This was a home question. I plunged in like a swimmer into a deep stream.
"I came to get the papers relating to the Strong forgeries. You have all of them, I suppose."
I was surprised at my own boldness. So was my listener.
"Sh! not so loud," he exclaimed. "Who said I had the papers?"
"John Stumpy spoke about them to Mr. Woodward."
"He did, eh?" sneered Chris Holtzmann. "He had better keep his mouth shut. How does he know but what the papers were destroyed long ago?"
"I hope not," I replied earnestly.
"What does Woodward want of the papers?"
"I don't know exactly. The Strong family are going to have the case opened again, and he's afraid they may be dragged in."
"No one knows I have them but him, Stumpy-- and you." He gave me a suspicious glance. "Who are--"
"The Strongs know," I put in hastily, thus cutting him off.
"What!" He jumped up from his chair. "Who was fool enough to tell them?"
"Nicholas Weaver left a dying statement--"
"The idiot! I always said he was a weak-minded fool!" cried Chris Holtzmann. "Who has this statement?"
"I don't know where it is now, but Carson Strong's son had it."
"Strong's son! Great Scott! Then Woodward's goose is cooked. I always told him he hadn't covered up his tracks."
"Yes, but he paid you pretty well for your share of the work," I returned. I was getting mixed. The deception could not be kept up much longer, and I wondered what would happen when the truth became known.
"Didn't pay me half of what I should have got. I helped him not only in Brooklyn, but here in Chicago as well. How would he have accounted for all his money if I hadn't had a rich aunt die and leave it to him?" Chris Holtzmann gave a short laugh. "I reckon that was a neat plan of mine."
"You ran a big risk."
"So we did-- but it paid."
"And John Stumpy helped, too."
"He did in a way. But he drank too much to be of any great use. By the way, do you drink?"
As Holtzmann spoke he opened a closet at one side of the room, behind a screen, and brought forth a bottle of liquor and a pair of glasses.
"No, thank you," I replied.
"No? Have a cigar, then."
"Thank you; I don't smoke."
"What! Don't smoke or drink! That's queer. Wish I could say the same. Mighty expensive habits. What did you say your name was?"
At this instant there was a knock on the door, and Chris Holtzmann walked back of the screen and opened it.
"A man to see you, sir," I heard a voice say.
"Who is it?" asked Chris Holtzmann.
"Says his name is Aaron Woodward."
|Art of Worldly Wisdom Daily|
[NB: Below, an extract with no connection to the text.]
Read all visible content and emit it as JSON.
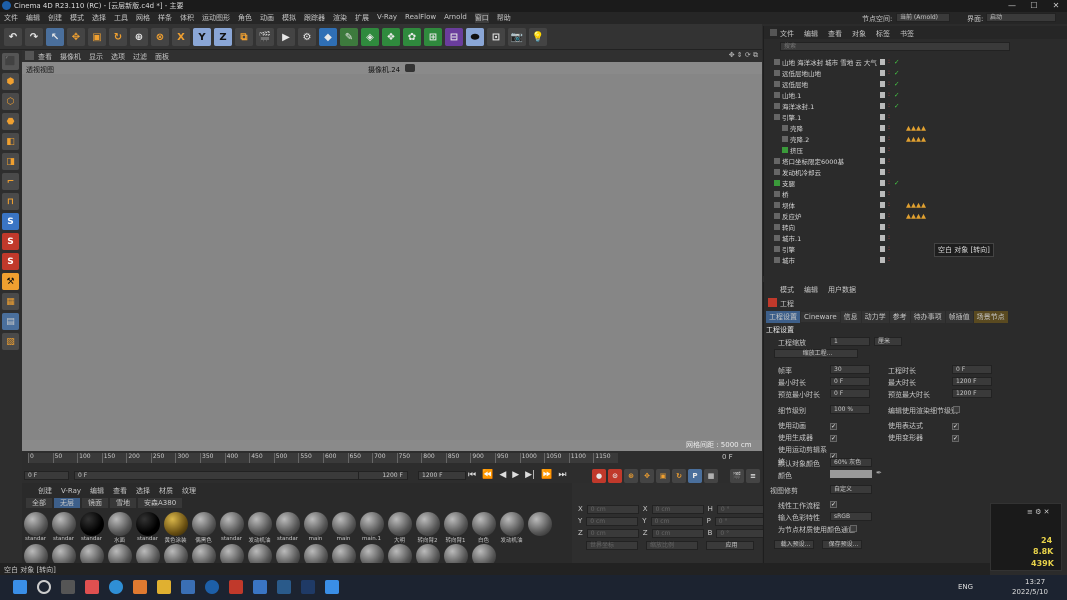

In the 1600s, Balthasar Gracian, a jesuit priest wrote 300 aphorisms on living life called "The Art of Worldly Wisdom." Join our newsletter below and read them all, one at a time.
Shakespeare wrote over 150 sonnets! Join our Sonnet-A-Day Newsletter and read them all, one at a time.